"By this speech he inspired great reverence for him amongst the citizens, and great expectations of future success; all were well pleased, that they had passed by such as sought to be preferred by flattery, and fixed upon a commander endued with wisdom and courage to tell them the truth. So entirely did the people of Rome, that they might rule, and become masters of the world, yield obedience and service to reason and superior virtue."
"At last, he began to discourse of fortune and human affairs ... learn a lesson that there is nothing durable or constant ... young men, cast off that vain pride and empty boast of victory; sit down with humility, looking always for what is yet to come, and the possible future reverses which the divine displeasure may eventually make the end of our present happiness."
"∆milius, however, reasoning justly that courage and resolution was not merely to resist armor and spears, but all the shocks of ill fortune, so met and so adapted himself to these mingled and contrasting circumstances, as to outbalance the evil with the good ..."
"Still retaining a jealousy of fortune, even from the smooth current of my affairs, and seeing myself secure and free from the danger of any enemy, I chiefly dreaded the change of the goddess at sea, whilst conveying home my victorious army, vast spoils, and a captive king. Nay, indeed, after I was returned to you safe, and saw the city full of joy, congratulating, and sacrifices, yet still I distrusted, well knowing that fortune never conferred any great benefits that were unmixed and unattended with probabilities of reverse."
"I am myself safe from danger, at least as to what was my greatest care; and I trust and am verily persuaded, that for the time to come Fortune will prove constant and harmless unto you; since she has sufficiently wreaked her jealousy at our great successes on me and mine, and has made the conqueror as marked an example of human instability as the captive whom he led in triumph ..."

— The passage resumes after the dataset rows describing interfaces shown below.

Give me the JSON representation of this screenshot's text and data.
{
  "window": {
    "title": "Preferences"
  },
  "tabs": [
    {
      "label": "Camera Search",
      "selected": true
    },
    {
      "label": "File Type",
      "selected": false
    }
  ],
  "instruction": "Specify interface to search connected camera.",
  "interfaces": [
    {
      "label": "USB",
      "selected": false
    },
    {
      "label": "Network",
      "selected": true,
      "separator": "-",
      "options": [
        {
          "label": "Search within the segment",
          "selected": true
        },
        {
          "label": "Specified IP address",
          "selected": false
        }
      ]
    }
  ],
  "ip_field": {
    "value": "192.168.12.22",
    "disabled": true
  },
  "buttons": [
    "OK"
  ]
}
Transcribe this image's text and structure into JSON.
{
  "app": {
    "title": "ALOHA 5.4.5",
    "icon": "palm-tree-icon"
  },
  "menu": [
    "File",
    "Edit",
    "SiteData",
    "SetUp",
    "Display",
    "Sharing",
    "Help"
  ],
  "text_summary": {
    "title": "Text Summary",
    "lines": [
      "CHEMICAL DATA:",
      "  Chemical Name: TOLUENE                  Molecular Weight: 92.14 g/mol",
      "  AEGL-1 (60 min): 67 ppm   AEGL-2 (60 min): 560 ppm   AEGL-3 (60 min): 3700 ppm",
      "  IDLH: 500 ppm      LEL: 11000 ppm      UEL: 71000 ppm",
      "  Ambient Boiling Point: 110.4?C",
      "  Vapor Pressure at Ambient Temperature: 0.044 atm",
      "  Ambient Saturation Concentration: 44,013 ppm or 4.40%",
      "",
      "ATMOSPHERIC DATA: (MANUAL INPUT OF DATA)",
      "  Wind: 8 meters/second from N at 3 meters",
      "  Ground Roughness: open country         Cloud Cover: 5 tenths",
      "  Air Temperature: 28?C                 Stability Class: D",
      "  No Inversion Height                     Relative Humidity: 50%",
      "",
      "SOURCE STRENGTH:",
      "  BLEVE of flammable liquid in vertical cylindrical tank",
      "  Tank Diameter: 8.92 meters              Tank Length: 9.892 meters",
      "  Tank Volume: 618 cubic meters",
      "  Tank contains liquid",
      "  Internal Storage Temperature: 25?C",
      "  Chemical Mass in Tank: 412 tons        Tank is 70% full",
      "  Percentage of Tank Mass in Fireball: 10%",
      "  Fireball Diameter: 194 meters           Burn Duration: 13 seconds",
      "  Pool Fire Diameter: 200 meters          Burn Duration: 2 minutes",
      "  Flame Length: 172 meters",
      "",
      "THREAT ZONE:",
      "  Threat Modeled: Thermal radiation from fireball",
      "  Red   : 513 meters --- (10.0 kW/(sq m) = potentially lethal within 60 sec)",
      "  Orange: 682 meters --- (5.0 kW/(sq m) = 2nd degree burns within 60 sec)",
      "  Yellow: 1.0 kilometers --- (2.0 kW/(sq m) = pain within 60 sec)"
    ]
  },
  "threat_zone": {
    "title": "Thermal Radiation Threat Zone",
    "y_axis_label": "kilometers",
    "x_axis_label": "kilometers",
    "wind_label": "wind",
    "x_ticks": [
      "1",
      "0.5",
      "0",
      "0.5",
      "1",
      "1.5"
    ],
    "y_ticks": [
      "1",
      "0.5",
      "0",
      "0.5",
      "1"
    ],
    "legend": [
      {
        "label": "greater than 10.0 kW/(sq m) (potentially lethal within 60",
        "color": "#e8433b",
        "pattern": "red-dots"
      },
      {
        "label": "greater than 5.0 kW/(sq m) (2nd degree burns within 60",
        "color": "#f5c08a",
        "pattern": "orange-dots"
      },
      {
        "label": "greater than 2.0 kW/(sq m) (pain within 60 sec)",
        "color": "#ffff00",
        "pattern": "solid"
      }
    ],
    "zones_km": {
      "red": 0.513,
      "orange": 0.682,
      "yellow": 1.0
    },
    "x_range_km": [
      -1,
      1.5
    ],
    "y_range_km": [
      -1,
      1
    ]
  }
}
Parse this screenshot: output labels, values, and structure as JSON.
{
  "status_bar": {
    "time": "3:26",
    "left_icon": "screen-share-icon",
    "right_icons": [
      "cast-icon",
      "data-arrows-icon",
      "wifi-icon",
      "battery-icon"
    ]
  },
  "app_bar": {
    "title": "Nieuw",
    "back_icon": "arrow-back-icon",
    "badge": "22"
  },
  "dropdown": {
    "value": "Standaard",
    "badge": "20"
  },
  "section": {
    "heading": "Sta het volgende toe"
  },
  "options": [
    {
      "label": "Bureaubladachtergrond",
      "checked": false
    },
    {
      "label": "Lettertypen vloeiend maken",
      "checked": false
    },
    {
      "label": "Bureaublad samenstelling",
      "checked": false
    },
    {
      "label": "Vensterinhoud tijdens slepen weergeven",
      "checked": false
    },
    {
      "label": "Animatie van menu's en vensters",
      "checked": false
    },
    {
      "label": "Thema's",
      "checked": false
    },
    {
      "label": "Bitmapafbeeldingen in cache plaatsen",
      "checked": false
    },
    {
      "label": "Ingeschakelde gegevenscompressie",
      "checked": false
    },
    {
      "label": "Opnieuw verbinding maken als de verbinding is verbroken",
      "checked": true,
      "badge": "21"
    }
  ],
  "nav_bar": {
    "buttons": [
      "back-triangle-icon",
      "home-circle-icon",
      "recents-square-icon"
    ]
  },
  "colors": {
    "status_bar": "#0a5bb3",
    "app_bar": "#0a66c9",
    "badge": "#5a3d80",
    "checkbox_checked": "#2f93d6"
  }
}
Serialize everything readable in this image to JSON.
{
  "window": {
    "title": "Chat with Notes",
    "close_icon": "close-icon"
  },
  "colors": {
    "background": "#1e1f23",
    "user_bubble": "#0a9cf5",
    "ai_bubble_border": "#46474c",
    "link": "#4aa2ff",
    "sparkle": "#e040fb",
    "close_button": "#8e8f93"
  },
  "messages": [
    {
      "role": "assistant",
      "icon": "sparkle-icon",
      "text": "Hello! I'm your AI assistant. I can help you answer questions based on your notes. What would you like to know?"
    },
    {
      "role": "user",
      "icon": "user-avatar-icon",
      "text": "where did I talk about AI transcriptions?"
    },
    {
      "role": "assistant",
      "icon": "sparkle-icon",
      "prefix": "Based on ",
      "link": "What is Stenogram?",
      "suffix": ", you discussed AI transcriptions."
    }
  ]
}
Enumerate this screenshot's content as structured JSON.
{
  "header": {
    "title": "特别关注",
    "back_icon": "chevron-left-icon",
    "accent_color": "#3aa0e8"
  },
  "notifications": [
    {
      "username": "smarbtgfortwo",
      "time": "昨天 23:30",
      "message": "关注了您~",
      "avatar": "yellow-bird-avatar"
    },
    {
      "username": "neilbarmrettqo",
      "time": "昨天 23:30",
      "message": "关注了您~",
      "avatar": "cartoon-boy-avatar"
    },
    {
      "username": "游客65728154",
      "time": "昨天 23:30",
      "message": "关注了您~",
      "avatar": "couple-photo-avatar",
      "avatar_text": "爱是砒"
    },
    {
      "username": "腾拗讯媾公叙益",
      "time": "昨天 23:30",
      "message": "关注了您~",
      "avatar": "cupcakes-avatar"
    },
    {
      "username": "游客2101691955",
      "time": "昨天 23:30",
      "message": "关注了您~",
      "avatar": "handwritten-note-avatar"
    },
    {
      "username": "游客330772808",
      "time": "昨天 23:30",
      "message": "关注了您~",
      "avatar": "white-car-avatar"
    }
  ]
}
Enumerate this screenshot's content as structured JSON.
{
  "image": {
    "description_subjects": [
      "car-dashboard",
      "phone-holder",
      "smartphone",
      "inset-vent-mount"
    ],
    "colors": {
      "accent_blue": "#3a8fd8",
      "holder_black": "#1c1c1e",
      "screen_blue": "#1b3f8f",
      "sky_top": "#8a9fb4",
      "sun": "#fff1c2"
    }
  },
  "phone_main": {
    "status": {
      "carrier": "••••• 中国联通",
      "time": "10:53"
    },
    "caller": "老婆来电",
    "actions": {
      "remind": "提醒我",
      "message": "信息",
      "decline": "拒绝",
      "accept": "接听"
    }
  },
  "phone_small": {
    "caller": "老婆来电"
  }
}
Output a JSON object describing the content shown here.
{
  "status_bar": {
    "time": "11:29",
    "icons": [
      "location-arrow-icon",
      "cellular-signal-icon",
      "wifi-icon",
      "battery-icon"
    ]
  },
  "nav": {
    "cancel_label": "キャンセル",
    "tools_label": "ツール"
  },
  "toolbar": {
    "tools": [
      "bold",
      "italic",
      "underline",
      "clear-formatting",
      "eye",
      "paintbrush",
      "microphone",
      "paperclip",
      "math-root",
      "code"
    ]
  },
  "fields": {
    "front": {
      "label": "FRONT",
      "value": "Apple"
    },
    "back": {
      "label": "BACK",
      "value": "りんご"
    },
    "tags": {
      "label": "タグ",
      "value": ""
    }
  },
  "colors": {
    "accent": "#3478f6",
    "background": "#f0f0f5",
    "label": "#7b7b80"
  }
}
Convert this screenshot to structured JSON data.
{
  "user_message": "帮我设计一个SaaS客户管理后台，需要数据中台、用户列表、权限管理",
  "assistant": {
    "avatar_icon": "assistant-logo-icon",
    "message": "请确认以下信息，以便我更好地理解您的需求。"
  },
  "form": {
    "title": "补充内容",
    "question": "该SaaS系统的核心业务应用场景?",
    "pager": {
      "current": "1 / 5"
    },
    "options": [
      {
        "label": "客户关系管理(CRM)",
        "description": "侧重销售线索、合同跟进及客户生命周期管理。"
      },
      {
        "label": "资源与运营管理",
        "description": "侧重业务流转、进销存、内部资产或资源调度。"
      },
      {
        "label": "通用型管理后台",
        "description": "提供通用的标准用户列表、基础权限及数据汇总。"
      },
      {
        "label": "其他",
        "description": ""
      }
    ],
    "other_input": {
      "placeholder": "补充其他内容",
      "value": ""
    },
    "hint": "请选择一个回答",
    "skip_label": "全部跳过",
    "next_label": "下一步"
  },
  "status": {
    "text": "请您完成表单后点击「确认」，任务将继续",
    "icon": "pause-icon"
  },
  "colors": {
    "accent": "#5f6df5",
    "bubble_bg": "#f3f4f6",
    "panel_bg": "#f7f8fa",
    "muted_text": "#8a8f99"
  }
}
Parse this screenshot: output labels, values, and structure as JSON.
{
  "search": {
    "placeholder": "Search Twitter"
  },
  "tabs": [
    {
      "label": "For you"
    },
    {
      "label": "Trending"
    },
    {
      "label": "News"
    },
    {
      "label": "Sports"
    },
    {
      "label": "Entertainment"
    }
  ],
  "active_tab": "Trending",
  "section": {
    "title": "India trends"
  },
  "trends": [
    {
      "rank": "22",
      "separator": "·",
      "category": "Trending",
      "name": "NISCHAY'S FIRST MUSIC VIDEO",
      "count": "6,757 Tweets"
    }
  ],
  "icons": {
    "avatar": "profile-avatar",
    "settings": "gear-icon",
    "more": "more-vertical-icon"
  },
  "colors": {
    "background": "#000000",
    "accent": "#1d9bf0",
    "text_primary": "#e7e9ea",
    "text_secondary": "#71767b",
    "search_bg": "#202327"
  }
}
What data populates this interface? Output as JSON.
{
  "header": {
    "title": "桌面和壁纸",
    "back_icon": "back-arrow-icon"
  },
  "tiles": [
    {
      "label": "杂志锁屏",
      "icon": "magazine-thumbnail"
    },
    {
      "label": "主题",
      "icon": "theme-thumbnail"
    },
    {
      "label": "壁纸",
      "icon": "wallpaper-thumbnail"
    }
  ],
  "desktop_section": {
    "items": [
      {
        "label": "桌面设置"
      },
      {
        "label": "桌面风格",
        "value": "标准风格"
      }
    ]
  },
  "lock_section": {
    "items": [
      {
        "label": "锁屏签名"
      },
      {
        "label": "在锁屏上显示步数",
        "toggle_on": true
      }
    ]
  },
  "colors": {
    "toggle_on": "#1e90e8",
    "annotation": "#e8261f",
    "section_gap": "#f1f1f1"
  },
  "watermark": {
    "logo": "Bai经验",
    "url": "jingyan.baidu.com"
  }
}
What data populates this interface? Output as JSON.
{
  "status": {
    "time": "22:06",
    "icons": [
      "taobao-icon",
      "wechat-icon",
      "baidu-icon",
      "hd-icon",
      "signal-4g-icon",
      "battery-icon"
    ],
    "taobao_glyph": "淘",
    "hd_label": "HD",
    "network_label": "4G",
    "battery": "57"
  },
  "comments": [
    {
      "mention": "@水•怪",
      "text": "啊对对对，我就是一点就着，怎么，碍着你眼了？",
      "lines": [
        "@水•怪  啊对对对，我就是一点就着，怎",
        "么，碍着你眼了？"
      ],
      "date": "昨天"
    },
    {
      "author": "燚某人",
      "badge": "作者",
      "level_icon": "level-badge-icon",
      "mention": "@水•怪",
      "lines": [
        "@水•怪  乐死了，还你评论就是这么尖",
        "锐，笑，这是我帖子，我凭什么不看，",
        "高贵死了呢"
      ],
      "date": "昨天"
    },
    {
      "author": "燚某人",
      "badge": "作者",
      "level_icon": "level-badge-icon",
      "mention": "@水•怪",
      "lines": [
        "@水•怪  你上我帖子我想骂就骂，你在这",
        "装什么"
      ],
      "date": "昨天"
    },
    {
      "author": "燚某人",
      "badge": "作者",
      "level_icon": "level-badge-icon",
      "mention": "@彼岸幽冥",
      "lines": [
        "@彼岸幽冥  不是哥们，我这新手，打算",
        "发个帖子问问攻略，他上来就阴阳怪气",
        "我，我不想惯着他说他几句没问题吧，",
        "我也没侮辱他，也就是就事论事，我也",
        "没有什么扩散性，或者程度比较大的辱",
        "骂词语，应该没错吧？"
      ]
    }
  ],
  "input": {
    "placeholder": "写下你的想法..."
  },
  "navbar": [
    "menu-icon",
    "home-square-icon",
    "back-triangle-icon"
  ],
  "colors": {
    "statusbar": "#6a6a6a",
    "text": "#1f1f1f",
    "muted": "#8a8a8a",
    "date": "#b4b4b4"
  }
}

"∆milius, although he still took part with the nobles, yet was as much the people's favorite as those who most sought popularity and used every art to obtain it."
"It is truly worthy our admiration in ∆milius, that, though he conquered so great and so rich a realm as that of Macedon, yet he would not touch, nor see any of the money, nor did he advantage himself one farthing by it, though he was very generous of his own to others."
I think it is easy to recognize that this was the image that Paul sought to cultivate or was cultivated for him after his death.
Also note other "Pauline themes" in the biography of Aemilius Paullus:
- his exploits in Spain and return to Rome
- his conquest of Greece (paralleled by Epistles to Phillipi and Thesally)
- controversy in Rome but ultimate triumph over his detractors
- the glorying in scars
- his constant concern for the welfare of his people
- his safe passage through perils at sea
- his death without heirs
© Charles N. Pope, US Library of Congress. All rights reserved.